# PROBLEM TO WORK ON
Word for word, repeat each record that follows.

---------- MATERIAL FOR THE TASK

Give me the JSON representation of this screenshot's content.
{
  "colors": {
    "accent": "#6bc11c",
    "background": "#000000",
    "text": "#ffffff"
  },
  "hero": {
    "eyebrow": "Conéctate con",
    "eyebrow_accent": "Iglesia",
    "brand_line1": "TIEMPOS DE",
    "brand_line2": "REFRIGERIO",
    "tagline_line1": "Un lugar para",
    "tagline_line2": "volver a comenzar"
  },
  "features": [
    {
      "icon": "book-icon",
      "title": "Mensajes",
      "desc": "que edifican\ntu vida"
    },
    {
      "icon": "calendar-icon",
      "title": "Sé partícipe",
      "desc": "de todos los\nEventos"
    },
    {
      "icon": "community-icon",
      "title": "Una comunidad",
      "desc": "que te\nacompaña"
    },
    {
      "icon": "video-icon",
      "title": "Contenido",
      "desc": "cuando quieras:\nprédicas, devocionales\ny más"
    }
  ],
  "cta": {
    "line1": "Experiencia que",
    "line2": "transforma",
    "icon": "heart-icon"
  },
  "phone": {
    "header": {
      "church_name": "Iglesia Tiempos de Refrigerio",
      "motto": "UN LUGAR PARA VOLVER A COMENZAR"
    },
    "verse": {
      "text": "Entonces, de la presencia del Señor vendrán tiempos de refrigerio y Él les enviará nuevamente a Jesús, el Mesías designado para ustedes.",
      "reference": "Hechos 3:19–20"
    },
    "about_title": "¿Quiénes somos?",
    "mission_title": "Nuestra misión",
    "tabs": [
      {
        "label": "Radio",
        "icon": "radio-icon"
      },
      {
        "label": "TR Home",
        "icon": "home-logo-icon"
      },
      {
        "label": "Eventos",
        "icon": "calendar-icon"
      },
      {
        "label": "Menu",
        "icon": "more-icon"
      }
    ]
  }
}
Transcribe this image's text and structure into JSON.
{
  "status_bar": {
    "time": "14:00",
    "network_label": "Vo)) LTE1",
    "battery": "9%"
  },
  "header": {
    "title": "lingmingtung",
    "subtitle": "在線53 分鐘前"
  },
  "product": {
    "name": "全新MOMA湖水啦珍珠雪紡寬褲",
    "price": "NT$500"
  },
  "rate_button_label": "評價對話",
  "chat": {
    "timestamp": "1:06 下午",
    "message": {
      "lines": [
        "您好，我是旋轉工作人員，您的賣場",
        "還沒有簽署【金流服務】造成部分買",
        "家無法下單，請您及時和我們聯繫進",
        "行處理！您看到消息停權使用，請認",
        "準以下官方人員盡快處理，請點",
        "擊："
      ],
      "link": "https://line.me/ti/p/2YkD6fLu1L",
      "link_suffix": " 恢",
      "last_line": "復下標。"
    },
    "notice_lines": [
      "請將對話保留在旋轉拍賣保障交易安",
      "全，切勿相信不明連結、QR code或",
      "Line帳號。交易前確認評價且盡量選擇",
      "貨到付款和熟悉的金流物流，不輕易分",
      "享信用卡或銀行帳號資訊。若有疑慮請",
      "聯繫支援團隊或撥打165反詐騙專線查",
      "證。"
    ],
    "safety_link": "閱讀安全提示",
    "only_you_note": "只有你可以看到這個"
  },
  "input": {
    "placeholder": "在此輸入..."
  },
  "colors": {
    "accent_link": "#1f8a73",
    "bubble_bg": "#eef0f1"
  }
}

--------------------

# SOLUTION BELOW
Give me the JSON representation of this screenshot's content.
{
  "colors": {
    "accent": "#6bc11c",
    "background": "#000000",
    "text": "#ffffff"
  },
  "hero": {
    "eyebrow": "Conéctate con",
    "eyebrow_accent": "Iglesia",
    "brand_line1": "TIEMPOS DE",
    "brand_line2": "REFRIGERIO",
    "tagline_line1": "Un lugar para",
    "tagline_line2": "volver a comenzar"
  },
  "features": [
    {
      "icon": "book-icon",
      "title": "Mensajes",
      "desc": "que edifican\ntu vida"
    },
    {
      "icon": "calendar-icon",
      "title": "Sé partícipe",
      "desc": "de todos los\nEventos"
    },
    {
      "icon": "community-icon",
      "title": "Una comunidad",
      "desc": "que te\nacompaña"
    },
    {
      "icon": "video-icon",
      "title": "Contenido",
      "desc": "cuando quieras:\nprédicas, devocionales\ny más"
    }
  ],
  "cta": {
    "line1": "Experiencia que",
    "line2": "transforma",
    "icon": "heart-icon"
  },
  "phone": {
    "header": {
      "church_name": "Iglesia Tiempos de Refrigerio",
      "motto": "UN LUGAR PARA VOLVER A COMENZAR"
    },
    "verse": {
      "text": "Entonces, de la presencia del Señor vendrán tiempos de refrigerio y Él les enviará nuevamente a Jesús, el Mesías designado para ustedes.",
      "reference": "Hechos 3:19–20"
    },
    "about_title": "¿Quiénes somos?",
    "mission_title": "Nuestra misión",
    "tabs": [
      {
        "label": "Radio",
        "icon": "radio-icon"
      },
      {
        "label": "TR Home",
        "icon": "home-logo-icon"
      },
      {
        "label": "Eventos",
        "icon": "calendar-icon"
      },
      {
        "label": "Menu",
        "icon": "more-icon"
      }
    ]
  }
}
Transcribe this image's text and structure into JSON.
{
  "status_bar": {
    "time": "14:00",
    "network_label": "Vo)) LTE1",
    "battery": "9%"
  },
  "header": {
    "title": "lingmingtung",
    "subtitle": "在線53 分鐘前"
  },
  "product": {
    "name": "全新MOMA湖水啦珍珠雪紡寬褲",
    "price": "NT$500"
  },
  "rate_button_label": "評價對話",
  "chat": {
    "timestamp": "1:06 下午",
    "message": {
      "lines": [
        "您好，我是旋轉工作人員，您的賣場",
        "還沒有簽署【金流服務】造成部分買",
        "家無法下單，請您及時和我們聯繫進",
        "行處理！您看到消息停權使用，請認",
        "準以下官方人員盡快處理，請點",
        "擊："
      ],
      "link": "https://line.me/ti/p/2YkD6fLu1L",
      "link_suffix": " 恢",
      "last_line": "復下標。"
    },
    "notice_lines": [
      "請將對話保留在旋轉拍賣保障交易安",
      "全，切勿相信不明連結、QR code或",
      "Line帳號。交易前確認評價且盡量選擇",
      "貨到付款和熟悉的金流物流，不輕易分",
      "享信用卡或銀行帳號資訊。若有疑慮請",
      "聯繫支援團隊或撥打165反詐騙專線查",
      "證。"
    ],
    "safety_link": "閱讀安全提示",
    "only_you_note": "只有你可以看到這個"
  },
  "input": {
    "placeholder": "在此輸入..."
  },
  "colors": {
    "accent_link": "#1f8a73",
    "bubble_bg": "#eef0f1"
  }
}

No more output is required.